WHAT YOU ARE ASKED TO DO: Check every line below for the word "Strategies" and copy the ones that have it.

··· MATERIAL SUPPLIED

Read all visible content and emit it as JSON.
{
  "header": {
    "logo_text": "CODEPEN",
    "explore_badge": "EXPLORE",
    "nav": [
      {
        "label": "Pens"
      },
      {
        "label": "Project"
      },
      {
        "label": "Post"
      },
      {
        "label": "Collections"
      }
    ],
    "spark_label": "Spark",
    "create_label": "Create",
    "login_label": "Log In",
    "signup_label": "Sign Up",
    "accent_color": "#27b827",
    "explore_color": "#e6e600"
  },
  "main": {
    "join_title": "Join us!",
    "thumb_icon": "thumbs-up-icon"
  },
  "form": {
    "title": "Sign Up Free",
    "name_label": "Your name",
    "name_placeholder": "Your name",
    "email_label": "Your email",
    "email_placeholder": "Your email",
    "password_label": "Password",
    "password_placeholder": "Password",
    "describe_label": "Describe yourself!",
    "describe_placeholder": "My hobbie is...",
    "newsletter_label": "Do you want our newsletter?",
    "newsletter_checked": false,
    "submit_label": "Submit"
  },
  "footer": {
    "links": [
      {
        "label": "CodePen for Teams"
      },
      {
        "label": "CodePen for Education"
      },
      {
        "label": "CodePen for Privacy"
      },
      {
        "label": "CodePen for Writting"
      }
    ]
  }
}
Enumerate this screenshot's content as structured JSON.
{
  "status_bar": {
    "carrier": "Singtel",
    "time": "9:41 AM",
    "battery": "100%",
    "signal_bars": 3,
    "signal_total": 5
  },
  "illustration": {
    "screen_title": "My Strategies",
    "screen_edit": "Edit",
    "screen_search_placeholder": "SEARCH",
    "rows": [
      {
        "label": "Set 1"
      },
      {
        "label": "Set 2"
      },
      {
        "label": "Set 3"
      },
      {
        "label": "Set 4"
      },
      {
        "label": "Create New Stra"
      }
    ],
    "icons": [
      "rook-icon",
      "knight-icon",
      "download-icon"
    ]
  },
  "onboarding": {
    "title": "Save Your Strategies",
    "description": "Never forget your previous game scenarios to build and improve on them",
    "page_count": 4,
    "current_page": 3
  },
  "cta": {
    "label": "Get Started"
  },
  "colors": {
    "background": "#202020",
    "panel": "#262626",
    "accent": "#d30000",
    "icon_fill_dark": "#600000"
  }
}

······

WRITTEN ANSWER:
    "screen_title": "My Strategies",
    "title": "Save Your Strategies",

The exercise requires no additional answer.